• Directions: Count up the lines below in which the string "icon" appears. The reply should be that number alone.

--- START ---

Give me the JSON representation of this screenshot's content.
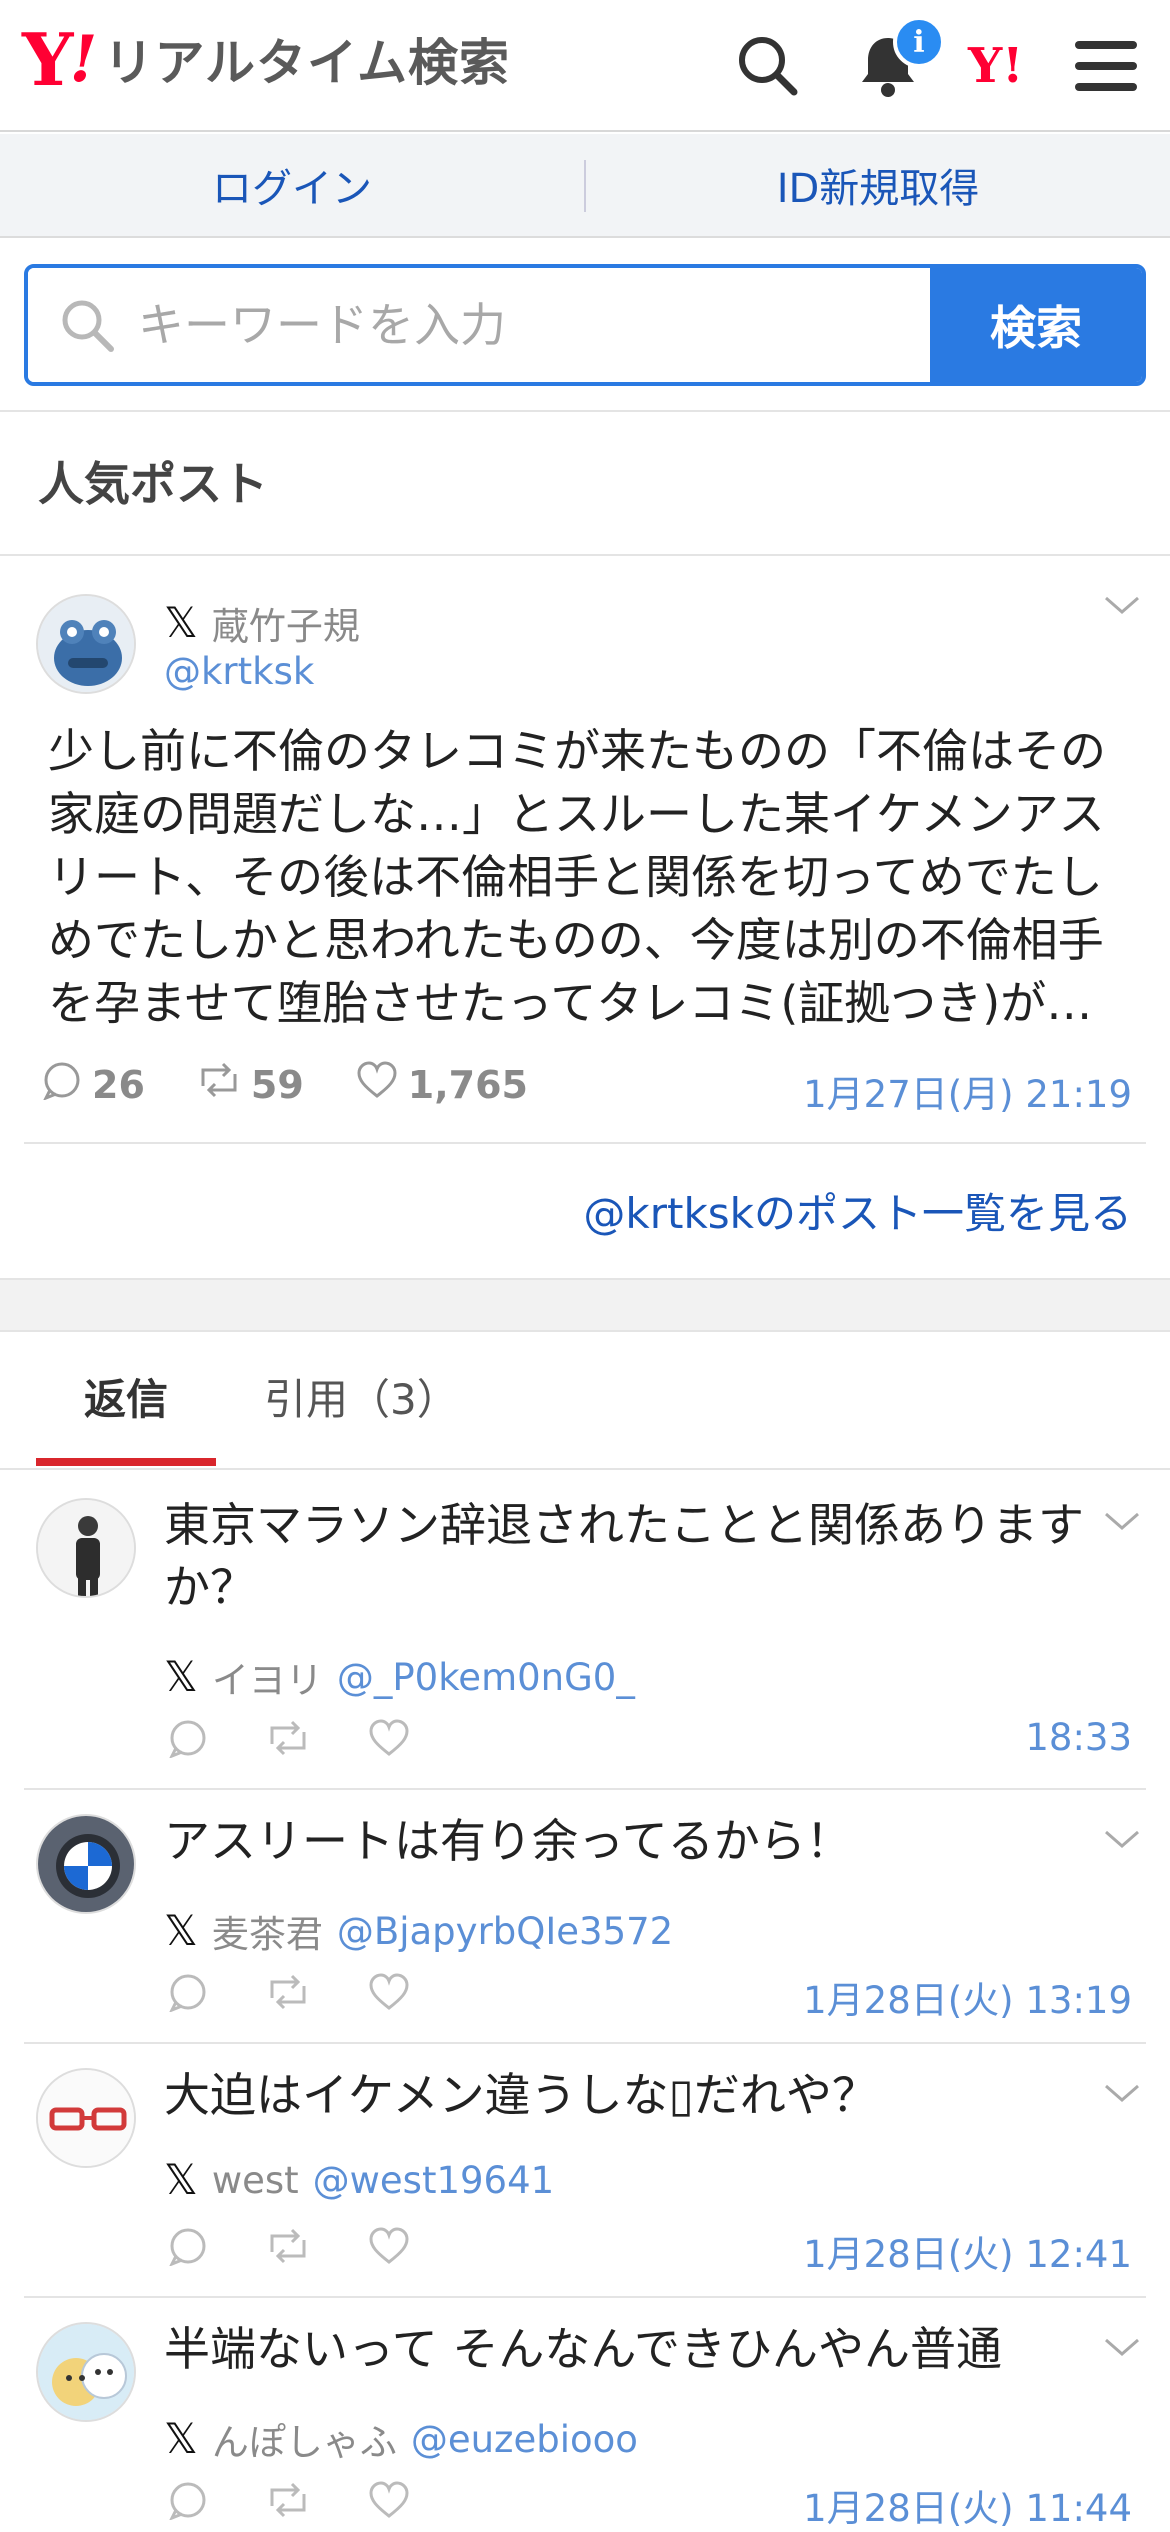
{
  "header": {
    "logo_y": "Y",
    "logo_ex": "!",
    "logo_text": "リアルタイム検索",
    "notification_badge": "i",
    "yahoo_mini": "Y!"
  },
  "loginbar": {
    "login": "ログイン",
    "register": "ID新規取得"
  },
  "search": {
    "placeholder": "キーワードを入力",
    "button": "検索"
  },
  "section_title": "人気ポスト",
  "post": {
    "name": "蔵竹子規",
    "handle": "@krtksk",
    "text": "少し前に不倫のタレコミが来たものの「不倫はその家庭の問題だしな…」とスルーした某イケメンアスリート、その後は不倫相手と関係を切ってめでたしめでたしかと思われたものの、今度は別の不倫相手を孕ませて堕胎させたってタレコミ(証拠つき)が…",
    "replies": "26",
    "reposts": "59",
    "likes": "1,765",
    "date": "1月27日(月) 21:19",
    "more_link": "@krtkskのポスト一覧を見る"
  },
  "tabs": {
    "reply": "返信",
    "quote": "引用（3）"
  },
  "replies": [
    {
      "text": "東京マラソン辞退されたことと関係ありますか？",
      "name": "イヨリ",
      "handle": "@_P0kem0nG0_",
      "date": "18:33"
    },
    {
      "text": "アスリートは有り余ってるから！",
      "name": "麦茶君",
      "handle": "@BjapyrbQIe3572",
      "date": "1月28日(火) 13:19"
    },
    {
      "text": "大迫はイケメン違うしな▯だれや？",
      "name": "west",
      "handle": "@west19641",
      "date": "1月28日(火) 12:41"
    },
    {
      "text": "半端ないって そんなんできひんやん普通",
      "name": "んぽしゃふ",
      "handle": "@euzebiooo",
      "date": "1月28日(火) 11:44"
    }
  ],
  "colors": {
    "accent": "#2a7ae2",
    "brand": "#ff0033",
    "link": "#1a56b8",
    "tab_underline": "#d9262c"
  }
}
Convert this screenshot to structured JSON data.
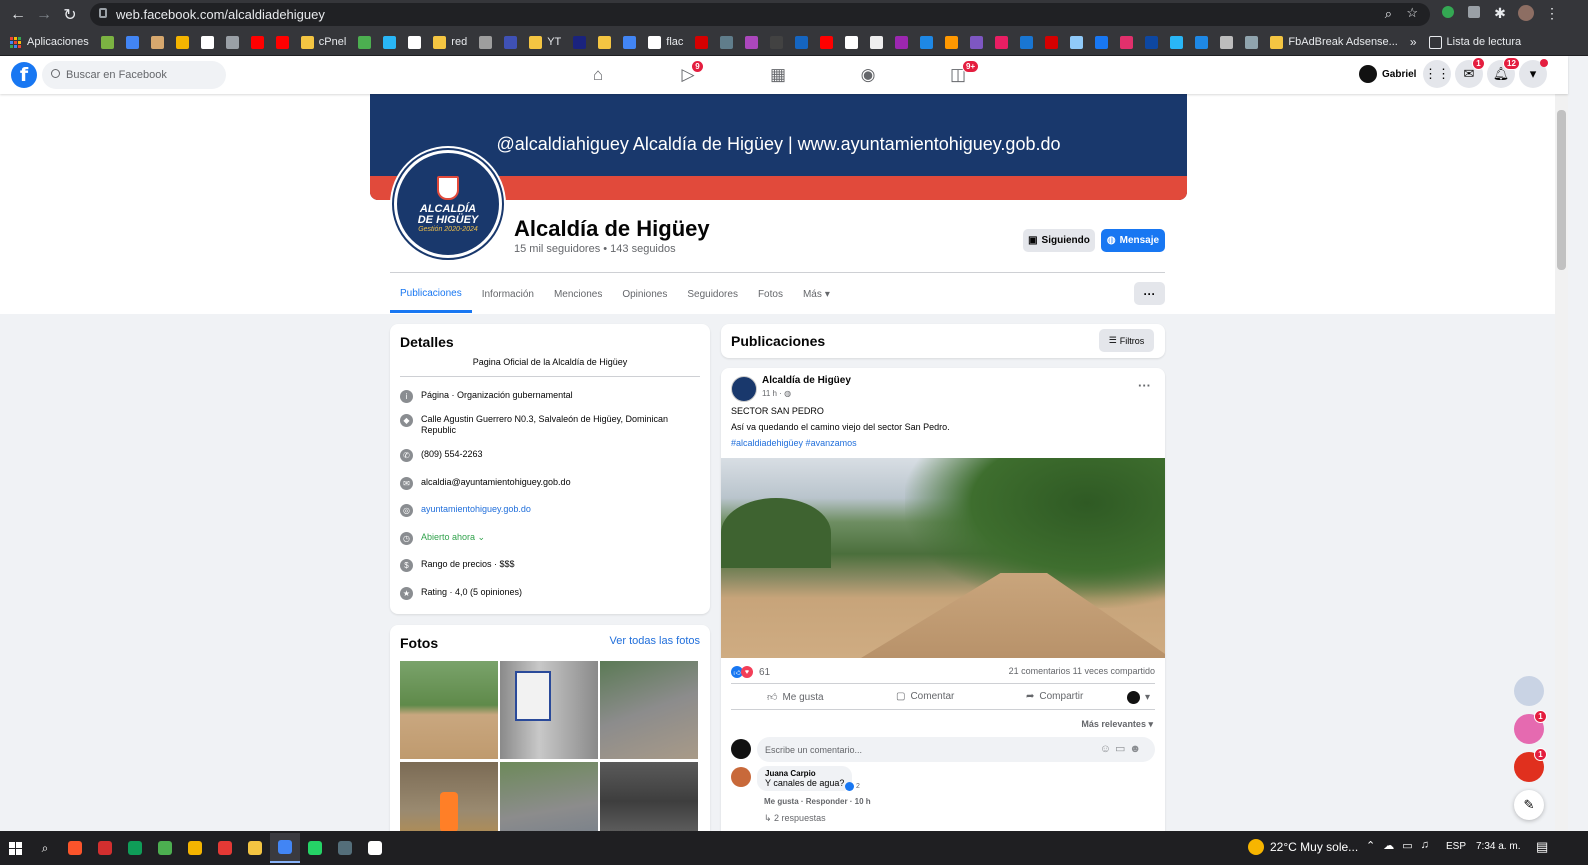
{
  "browser": {
    "url": "web.facebook.com/alcaldiadehiguey",
    "bookmarks_label": "Aplicaciones",
    "bookmarks": [
      {
        "label": "",
        "color": "#7cb342"
      },
      {
        "label": "",
        "color": "#4285f4"
      },
      {
        "label": "",
        "color": "#d7a86e"
      },
      {
        "label": "",
        "color": "#f4b400"
      },
      {
        "label": "",
        "color": "#ffffff"
      },
      {
        "label": "",
        "color": "#9aa0a6"
      },
      {
        "label": "",
        "color": "#ff0000"
      },
      {
        "label": "",
        "color": "#ff0000"
      },
      {
        "label": "cPnel",
        "color": "#f4c542"
      },
      {
        "label": "",
        "color": "#4caf50"
      },
      {
        "label": "",
        "color": "#29b6f6"
      },
      {
        "label": "",
        "color": "#ffffff"
      },
      {
        "label": "red",
        "color": "#f4c542"
      },
      {
        "label": "",
        "color": "#9e9e9e"
      },
      {
        "label": "",
        "color": "#3f51b5"
      },
      {
        "label": "YT",
        "color": "#f4c542"
      },
      {
        "label": "",
        "color": "#1a237e"
      },
      {
        "label": "",
        "color": "#f4c542"
      },
      {
        "label": "",
        "color": "#4285f4"
      },
      {
        "label": "flac",
        "color": "#ffffff"
      },
      {
        "label": "",
        "color": "#d50000"
      },
      {
        "label": "",
        "color": "#607d8b"
      },
      {
        "label": "",
        "color": "#ab47bc"
      },
      {
        "label": "",
        "color": "#424242"
      }
    ],
    "bookmarks_more": [
      {
        "color": "#1565c0"
      },
      {
        "color": "#ff0000"
      },
      {
        "color": "#ffffff"
      },
      {
        "color": "#eeeeee"
      },
      {
        "color": "#9c27b0"
      },
      {
        "color": "#1e88e5"
      },
      {
        "color": "#ff9800"
      },
      {
        "color": "#7e57c2"
      },
      {
        "color": "#e91e63"
      },
      {
        "color": "#1976d2"
      },
      {
        "color": "#d50000"
      },
      {
        "color": "#90caf9"
      },
      {
        "color": "#1877f2"
      },
      {
        "color": "#e1306c"
      },
      {
        "color": "#0d47a1"
      },
      {
        "color": "#29b6f6"
      },
      {
        "color": "#1e88e5"
      },
      {
        "color": "#bdbdbd"
      },
      {
        "color": "#90a4ae"
      }
    ],
    "bookmark_last": "FbAdBreak Adsense...",
    "reading_list": "Lista de lectura"
  },
  "fb": {
    "search_placeholder": "Buscar en Facebook",
    "badges": {
      "watch": "9",
      "gaming": "9+",
      "messenger": "1",
      "notifications": "12"
    },
    "user": "Gabriel"
  },
  "page": {
    "cover_text": "@alcaldiahiguey  Alcaldía de Higüey  |  www.ayuntamientohiguey.gob.do",
    "avatar_line1": "ALCALDÍA",
    "avatar_line2": "DE HIGÜEY",
    "avatar_line3": "Gestión 2020-2024",
    "name": "Alcaldía de Higüey",
    "stats": "15 mil seguidores • 143 seguidos",
    "follow_btn": "Siguiendo",
    "message_btn": "Mensaje",
    "tabs": [
      "Publicaciones",
      "Información",
      "Menciones",
      "Opiniones",
      "Seguidores",
      "Fotos",
      "Más"
    ],
    "more_dots": "···"
  },
  "details": {
    "title": "Detalles",
    "subtitle": "Pagina Oficial de la Alcaldía de Higüey",
    "rows": [
      {
        "icon": "info-icon",
        "glyph": "i",
        "text": "Página · Organización gubernamental",
        "color": "#050505"
      },
      {
        "icon": "location-icon",
        "glyph": "◆",
        "text": "Calle Agustin Guerrero N0.3, Salvaleón de Higüey, Dominican Republic",
        "color": "#050505"
      },
      {
        "icon": "phone-icon",
        "glyph": "✆",
        "text": "(809) 554-2263",
        "color": "#050505"
      },
      {
        "icon": "email-icon",
        "glyph": "✉",
        "text": "alcaldia@ayuntamientohiguey.gob.do",
        "color": "#050505"
      },
      {
        "icon": "globe-icon",
        "glyph": "◎",
        "text": "ayuntamientohiguey.gob.do",
        "color": "#216fdb"
      },
      {
        "icon": "clock-icon",
        "glyph": "◷",
        "text": "Abierto ahora  ⌄",
        "color": "#31a24c"
      },
      {
        "icon": "price-icon",
        "glyph": "$",
        "text": "Rango de precios · $$$",
        "color": "#050505"
      },
      {
        "icon": "star-icon",
        "glyph": "★",
        "text": "Rating · 4,0 (5 opiniones)",
        "color": "#050505"
      }
    ]
  },
  "photos": {
    "title": "Fotos",
    "see_all": "Ver todas las fotos"
  },
  "feed": {
    "title": "Publicaciones",
    "filters": "Filtros",
    "post": {
      "author": "Alcaldía de Higüey",
      "time": "11 h · ",
      "line1": "SECTOR SAN PEDRO",
      "line2": "Así va quedando el camino viejo del sector San Pedro.",
      "hashtags": "#alcaldiadehigüey #avanzamos",
      "reactions": "61",
      "comments_shares": "21 comentarios  11 veces compartido",
      "like": "Me gusta",
      "comment": "Comentar",
      "share": "Compartir",
      "sort": "Más relevantes",
      "comment_placeholder": "Escribe un comentario...",
      "c_author": "Juana Carpio",
      "c_text": "Y canales de agua?",
      "c_likes": "2",
      "c_actions": "Me gusta · Responder · 10 h",
      "c_replies": "2 respuestas"
    }
  },
  "taskbar": {
    "weather": "22°C  Muy sole...",
    "lang": "ESP",
    "time": "7:34 a. m."
  },
  "chat_heads_badges": [
    "1",
    "1"
  ]
}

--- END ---

• Problem solution: 8